** TO DO **
Search the records for the string "title". Copy each line where it occurs.

** Collected data **
Segment Open

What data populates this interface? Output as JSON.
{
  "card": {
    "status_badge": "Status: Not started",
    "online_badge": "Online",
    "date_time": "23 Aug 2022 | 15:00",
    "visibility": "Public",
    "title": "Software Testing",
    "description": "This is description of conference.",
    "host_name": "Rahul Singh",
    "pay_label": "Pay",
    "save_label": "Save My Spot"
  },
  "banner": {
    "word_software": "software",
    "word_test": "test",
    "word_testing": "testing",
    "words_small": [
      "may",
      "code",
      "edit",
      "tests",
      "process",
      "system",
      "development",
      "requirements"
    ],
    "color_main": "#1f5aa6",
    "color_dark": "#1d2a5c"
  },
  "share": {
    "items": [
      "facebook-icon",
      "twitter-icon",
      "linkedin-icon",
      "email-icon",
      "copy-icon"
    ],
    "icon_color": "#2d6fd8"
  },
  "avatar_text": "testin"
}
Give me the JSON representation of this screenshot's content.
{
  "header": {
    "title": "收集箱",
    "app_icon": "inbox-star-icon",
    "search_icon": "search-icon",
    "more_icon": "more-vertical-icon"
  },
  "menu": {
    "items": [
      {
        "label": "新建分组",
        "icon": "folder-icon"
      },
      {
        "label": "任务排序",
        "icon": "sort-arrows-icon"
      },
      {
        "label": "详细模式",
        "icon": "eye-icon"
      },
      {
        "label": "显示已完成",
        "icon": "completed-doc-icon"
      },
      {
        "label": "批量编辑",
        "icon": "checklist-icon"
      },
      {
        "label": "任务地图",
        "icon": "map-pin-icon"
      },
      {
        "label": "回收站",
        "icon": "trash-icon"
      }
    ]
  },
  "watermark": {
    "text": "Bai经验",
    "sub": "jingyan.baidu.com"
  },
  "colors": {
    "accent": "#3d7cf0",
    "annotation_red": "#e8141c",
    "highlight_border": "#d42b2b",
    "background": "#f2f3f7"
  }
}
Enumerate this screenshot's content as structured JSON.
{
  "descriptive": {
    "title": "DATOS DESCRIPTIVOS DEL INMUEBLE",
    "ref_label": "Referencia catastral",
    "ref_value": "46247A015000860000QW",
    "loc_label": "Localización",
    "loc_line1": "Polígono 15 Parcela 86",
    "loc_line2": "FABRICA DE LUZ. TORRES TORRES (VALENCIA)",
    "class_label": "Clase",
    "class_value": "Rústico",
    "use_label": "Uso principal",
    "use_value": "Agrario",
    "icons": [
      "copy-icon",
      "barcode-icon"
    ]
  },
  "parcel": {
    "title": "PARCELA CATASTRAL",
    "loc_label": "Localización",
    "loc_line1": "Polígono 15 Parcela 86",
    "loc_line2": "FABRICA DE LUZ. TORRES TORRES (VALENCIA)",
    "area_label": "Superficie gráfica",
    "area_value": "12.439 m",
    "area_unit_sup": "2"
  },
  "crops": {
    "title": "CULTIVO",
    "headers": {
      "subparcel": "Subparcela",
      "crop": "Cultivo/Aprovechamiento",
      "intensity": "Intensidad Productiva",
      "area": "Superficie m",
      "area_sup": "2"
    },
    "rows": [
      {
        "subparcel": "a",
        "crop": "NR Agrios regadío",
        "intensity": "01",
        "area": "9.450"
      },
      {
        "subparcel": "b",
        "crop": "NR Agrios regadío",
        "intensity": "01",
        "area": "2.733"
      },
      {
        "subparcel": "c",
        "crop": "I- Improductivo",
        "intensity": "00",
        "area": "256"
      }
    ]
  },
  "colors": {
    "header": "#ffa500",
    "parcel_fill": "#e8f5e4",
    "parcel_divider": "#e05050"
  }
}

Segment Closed

** RESPONSE BELOW **
    "title": "Software Testing",
    "title": "收集箱",
    "title": "DATOS DESCRIPTIVOS DEL INMUEBLE",
    "title": "PARCELA CATASTRAL",
    "title": "CULTIVO",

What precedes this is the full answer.